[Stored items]
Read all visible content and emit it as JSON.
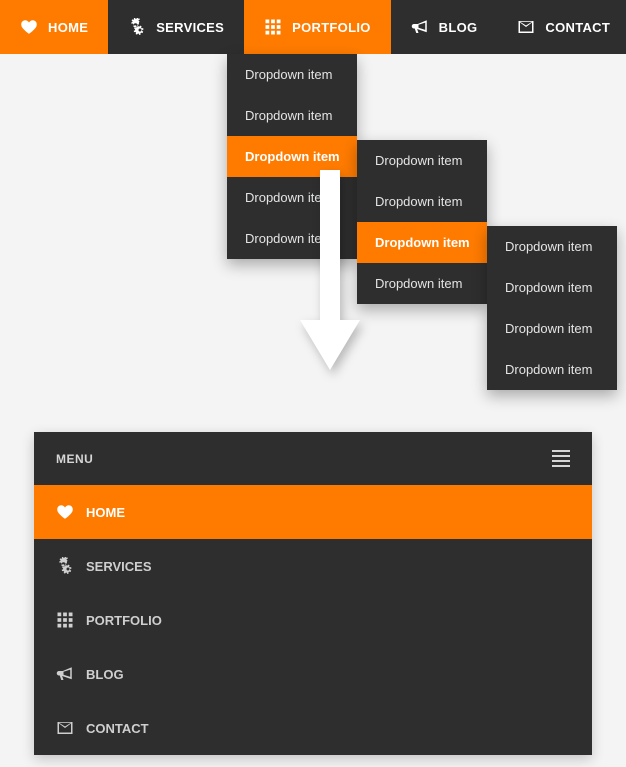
{
  "colors": {
    "accent": "#ff7b00",
    "dark": "#2e2e2e"
  },
  "nav": {
    "items": [
      {
        "label": "HOME",
        "icon": "heart-icon",
        "active": true
      },
      {
        "label": "SERVICES",
        "icon": "gears-icon"
      },
      {
        "label": "PORTFOLIO",
        "icon": "grid-icon",
        "active": true
      },
      {
        "label": "BLOG",
        "icon": "bullhorn-icon"
      },
      {
        "label": "CONTACT",
        "icon": "envelope-icon"
      }
    ]
  },
  "dropdown1": {
    "items": [
      {
        "label": "Dropdown item"
      },
      {
        "label": "Dropdown item"
      },
      {
        "label": "Dropdown item",
        "selected": true
      },
      {
        "label": "Dropdown item"
      },
      {
        "label": "Dropdown item"
      }
    ]
  },
  "dropdown2": {
    "items": [
      {
        "label": "Dropdown item"
      },
      {
        "label": "Dropdown item"
      },
      {
        "label": "Dropdown item",
        "selected": true
      },
      {
        "label": "Dropdown item"
      }
    ]
  },
  "dropdown3": {
    "items": [
      {
        "label": "Dropdown item"
      },
      {
        "label": "Dropdown item"
      },
      {
        "label": "Dropdown item"
      },
      {
        "label": "Dropdown item"
      }
    ]
  },
  "mobile": {
    "header": "MENU",
    "items": [
      {
        "label": "HOME",
        "icon": "heart-icon",
        "active": true
      },
      {
        "label": "SERVICES",
        "icon": "gears-icon"
      },
      {
        "label": "PORTFOLIO",
        "icon": "grid-icon"
      },
      {
        "label": "BLOG",
        "icon": "bullhorn-icon"
      },
      {
        "label": "CONTACT",
        "icon": "envelope-icon"
      }
    ]
  }
}
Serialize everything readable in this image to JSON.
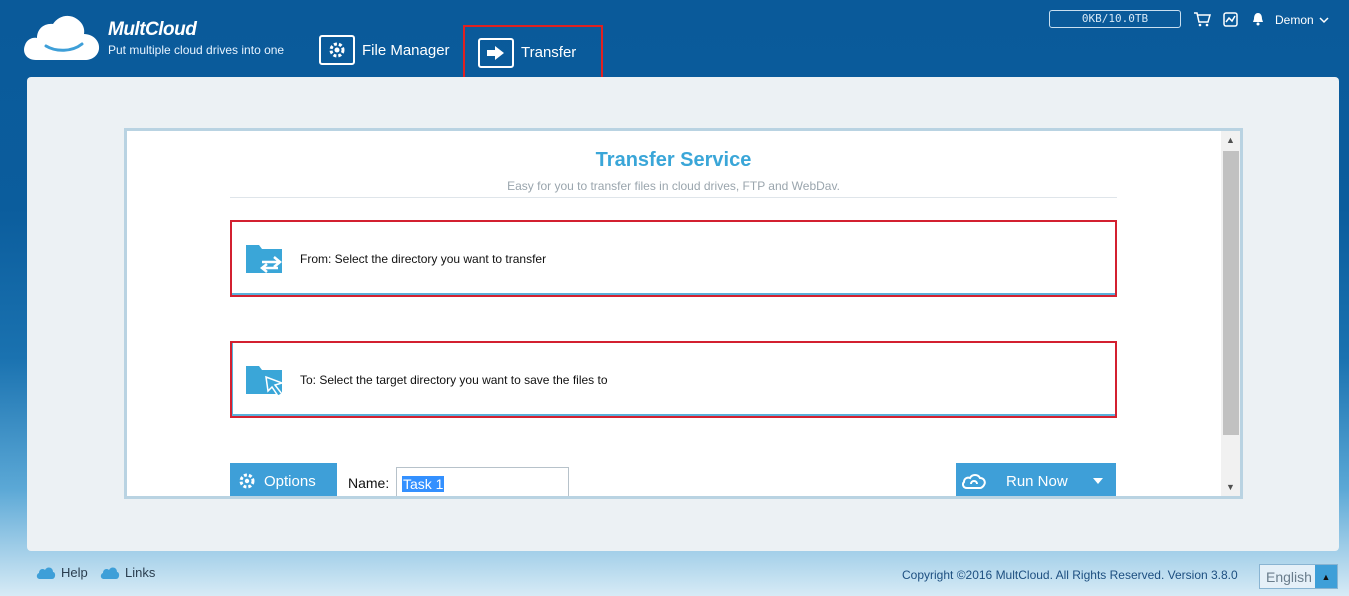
{
  "brand": {
    "name": "MultCloud",
    "tagline": "Put multiple cloud drives into one"
  },
  "nav": {
    "file_manager": "File Manager",
    "transfer": "Transfer"
  },
  "topbar": {
    "storage": "0KB/10.0TB",
    "user": "Demon",
    "icons": [
      "cart-icon",
      "chart-icon",
      "bell-icon"
    ]
  },
  "transfer": {
    "title": "Transfer Service",
    "subtitle": "Easy for you to transfer files in cloud drives, FTP and WebDav.",
    "from_text": "From: Select the directory you want to transfer",
    "to_text": "To: Select the target directory you want to save the files to",
    "options_label": "Options",
    "name_label": "Name:",
    "name_value": "Task 1",
    "run_label": "Run Now"
  },
  "footer": {
    "help": "Help",
    "links": "Links",
    "copyright": "Copyright ©2016 MultCloud. All Rights Reserved. Version 3.8.0",
    "language": "English"
  },
  "colors": {
    "accent": "#3e9fd8",
    "title": "#3aa6d8",
    "highlight": "#d32030"
  }
}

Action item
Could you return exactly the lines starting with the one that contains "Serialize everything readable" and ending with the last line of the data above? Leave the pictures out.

Completed task
Serialize everything readable in this image to JSON.
{
  "brand": {
    "name": "MultCloud",
    "tagline": "Put multiple cloud drives into one"
  },
  "nav": {
    "file_manager": "File Manager",
    "transfer": "Transfer"
  },
  "topbar": {
    "storage": "0KB/10.0TB",
    "user": "Demon",
    "icons": [
      "cart-icon",
      "chart-icon",
      "bell-icon"
    ]
  },
  "transfer": {
    "title": "Transfer Service",
    "subtitle": "Easy for you to transfer files in cloud drives, FTP and WebDav.",
    "from_text": "From: Select the directory you want to transfer",
    "to_text": "To: Select the target directory you want to save the files to",
    "options_label": "Options",
    "name_label": "Name:",
    "name_value": "Task 1",
    "run_label": "Run Now"
  },
  "footer": {
    "help": "Help",
    "links": "Links",
    "copyright": "Copyright ©2016 MultCloud. All Rights Reserved. Version 3.8.0",
    "language": "English"
  },
  "colors": {
    "accent": "#3e9fd8",
    "title": "#3aa6d8",
    "highlight": "#d32030"
  }
}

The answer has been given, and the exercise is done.